I fell victim to “anchoring.” Wikipedia explains that: “anchoring is a cognitive bias for an individual to rely too heavily on an initial piece of information offered when making decisions…. During decision making, anchoring occurs when individuals use this initial piece of information to make subsequent judgments. Those objects near the anchor tend to be assimilated toward it and those further away tend to be displaced in the other direction. Once the value of this anchor is set, all future negotiations, arguments, estimates, etc. are discussed in relation to the anchor. This bias occurs when interpreting future information using this anchor. For example, the initial price offered for a used car, set either before or at the start of negotiations, sets an arbitrary focal point for all following discussions. Prices discussed in negotiations that are lower than the anchor may seem reasonable, perhaps even cheap to the buyer, even if said prices are still relatively higher than the actual market value of the car.”
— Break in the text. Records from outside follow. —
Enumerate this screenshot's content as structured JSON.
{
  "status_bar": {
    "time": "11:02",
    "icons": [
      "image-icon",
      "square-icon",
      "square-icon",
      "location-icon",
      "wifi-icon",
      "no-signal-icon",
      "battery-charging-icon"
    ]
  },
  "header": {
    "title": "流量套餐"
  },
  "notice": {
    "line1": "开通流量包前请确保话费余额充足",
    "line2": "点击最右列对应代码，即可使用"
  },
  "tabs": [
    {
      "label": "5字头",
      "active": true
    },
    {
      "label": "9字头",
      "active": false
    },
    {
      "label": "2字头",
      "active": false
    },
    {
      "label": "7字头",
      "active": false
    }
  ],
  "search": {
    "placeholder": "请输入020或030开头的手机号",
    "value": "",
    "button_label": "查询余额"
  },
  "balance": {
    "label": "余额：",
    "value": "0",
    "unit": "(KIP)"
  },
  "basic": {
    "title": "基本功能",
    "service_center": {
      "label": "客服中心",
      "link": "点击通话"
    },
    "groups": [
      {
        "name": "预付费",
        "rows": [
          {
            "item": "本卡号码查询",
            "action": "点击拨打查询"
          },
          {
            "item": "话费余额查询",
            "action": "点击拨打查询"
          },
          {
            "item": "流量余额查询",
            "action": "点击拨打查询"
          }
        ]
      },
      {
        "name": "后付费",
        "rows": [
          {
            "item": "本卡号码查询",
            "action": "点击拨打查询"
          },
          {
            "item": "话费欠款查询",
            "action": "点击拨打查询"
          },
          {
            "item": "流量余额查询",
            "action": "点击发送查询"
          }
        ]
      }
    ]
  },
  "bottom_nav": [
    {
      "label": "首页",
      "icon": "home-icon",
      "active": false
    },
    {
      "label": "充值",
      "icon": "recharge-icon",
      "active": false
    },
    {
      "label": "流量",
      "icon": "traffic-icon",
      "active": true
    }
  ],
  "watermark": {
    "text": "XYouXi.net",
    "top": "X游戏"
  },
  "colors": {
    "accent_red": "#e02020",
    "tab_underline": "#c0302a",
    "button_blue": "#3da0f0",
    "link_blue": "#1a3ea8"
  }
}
I believed that the Buy-and-Hold numbers were wrong. The logical thing to have done would have been to ignore the process by which those numbers were generated on grounds that it was flawed. But we humans are often placed in circumstances in which we are required to make decisions without having access to all of the information that we need to make them effectively. So we cheat. We tell ourselves that numbers that are not entirely reliable might have some value all the same and act as if those numbers offer reasonable estimates of the realities. We fool ourselves without knowing that that is what we are doing and create trouble for ourselves by coming to believe things that are simply not so.